** Exercise **
What lines in the records include the string "Certificate"? Return each one.

** Record set **
....................

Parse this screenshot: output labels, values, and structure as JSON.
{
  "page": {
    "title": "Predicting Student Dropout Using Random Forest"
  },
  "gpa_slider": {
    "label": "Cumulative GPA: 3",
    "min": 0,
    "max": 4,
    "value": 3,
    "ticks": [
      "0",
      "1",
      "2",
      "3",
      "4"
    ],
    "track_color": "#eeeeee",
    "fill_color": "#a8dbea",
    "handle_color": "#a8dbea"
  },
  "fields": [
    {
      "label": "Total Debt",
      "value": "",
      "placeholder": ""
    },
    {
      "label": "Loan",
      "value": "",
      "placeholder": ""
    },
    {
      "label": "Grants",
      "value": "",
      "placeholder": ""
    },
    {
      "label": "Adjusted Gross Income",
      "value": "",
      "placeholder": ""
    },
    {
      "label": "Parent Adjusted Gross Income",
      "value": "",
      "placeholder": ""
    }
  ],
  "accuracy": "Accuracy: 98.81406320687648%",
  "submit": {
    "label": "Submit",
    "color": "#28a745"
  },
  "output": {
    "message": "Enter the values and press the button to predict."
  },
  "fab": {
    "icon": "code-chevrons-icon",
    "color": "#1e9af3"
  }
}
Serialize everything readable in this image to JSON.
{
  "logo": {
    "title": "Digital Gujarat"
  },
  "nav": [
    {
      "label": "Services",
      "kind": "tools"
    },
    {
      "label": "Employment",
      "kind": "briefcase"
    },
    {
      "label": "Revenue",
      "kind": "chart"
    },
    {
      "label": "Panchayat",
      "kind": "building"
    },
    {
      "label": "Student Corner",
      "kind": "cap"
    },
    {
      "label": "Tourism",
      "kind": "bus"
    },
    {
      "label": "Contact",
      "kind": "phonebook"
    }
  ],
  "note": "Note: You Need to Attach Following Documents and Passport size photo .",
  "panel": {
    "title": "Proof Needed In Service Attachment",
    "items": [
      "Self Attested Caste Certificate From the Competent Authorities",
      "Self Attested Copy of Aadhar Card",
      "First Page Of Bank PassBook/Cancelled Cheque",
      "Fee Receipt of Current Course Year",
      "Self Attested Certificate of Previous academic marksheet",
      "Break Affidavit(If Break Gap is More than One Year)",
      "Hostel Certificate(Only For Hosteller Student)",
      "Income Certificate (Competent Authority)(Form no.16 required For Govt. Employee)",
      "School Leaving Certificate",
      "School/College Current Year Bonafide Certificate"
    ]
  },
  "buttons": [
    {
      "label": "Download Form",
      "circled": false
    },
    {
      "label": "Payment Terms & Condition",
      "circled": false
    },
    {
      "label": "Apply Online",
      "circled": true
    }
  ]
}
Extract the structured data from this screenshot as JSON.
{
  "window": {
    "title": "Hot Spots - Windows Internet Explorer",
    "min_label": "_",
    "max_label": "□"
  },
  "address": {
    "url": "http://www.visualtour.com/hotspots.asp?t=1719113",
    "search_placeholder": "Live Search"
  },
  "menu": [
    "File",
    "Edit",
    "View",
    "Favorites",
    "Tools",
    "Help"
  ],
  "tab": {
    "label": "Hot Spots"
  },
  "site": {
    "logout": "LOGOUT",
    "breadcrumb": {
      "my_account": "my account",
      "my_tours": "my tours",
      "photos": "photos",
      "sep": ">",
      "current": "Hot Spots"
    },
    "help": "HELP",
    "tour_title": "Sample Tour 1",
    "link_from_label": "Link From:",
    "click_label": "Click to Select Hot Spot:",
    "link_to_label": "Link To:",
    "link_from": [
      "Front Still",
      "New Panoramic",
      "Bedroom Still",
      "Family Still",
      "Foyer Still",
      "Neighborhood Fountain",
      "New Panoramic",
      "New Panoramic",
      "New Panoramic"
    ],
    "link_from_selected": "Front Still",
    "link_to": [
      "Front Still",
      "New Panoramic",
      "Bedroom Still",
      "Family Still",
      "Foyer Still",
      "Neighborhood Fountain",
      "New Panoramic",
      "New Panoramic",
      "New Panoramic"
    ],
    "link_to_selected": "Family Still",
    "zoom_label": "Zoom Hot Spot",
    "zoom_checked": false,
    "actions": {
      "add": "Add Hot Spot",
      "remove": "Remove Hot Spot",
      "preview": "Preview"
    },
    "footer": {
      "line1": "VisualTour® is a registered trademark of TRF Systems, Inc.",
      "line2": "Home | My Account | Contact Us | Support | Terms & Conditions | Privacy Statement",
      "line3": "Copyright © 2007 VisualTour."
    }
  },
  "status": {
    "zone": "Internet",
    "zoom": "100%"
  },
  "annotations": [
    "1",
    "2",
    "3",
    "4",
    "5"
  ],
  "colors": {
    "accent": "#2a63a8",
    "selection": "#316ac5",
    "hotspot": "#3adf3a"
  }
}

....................

** Task result **
      "Self Attested Caste Certificate From the Competent Authorities",
      "Self Attested Certificate of Previous academic marksheet",
      "Hostel Certificate(Only For Hosteller Student)",
      "Income Certificate (Competent Authority)(Form no.16 required For Govt. Employee)",
      "School Leaving Certificate",
      "School/College Current Year Bonafide Certificate"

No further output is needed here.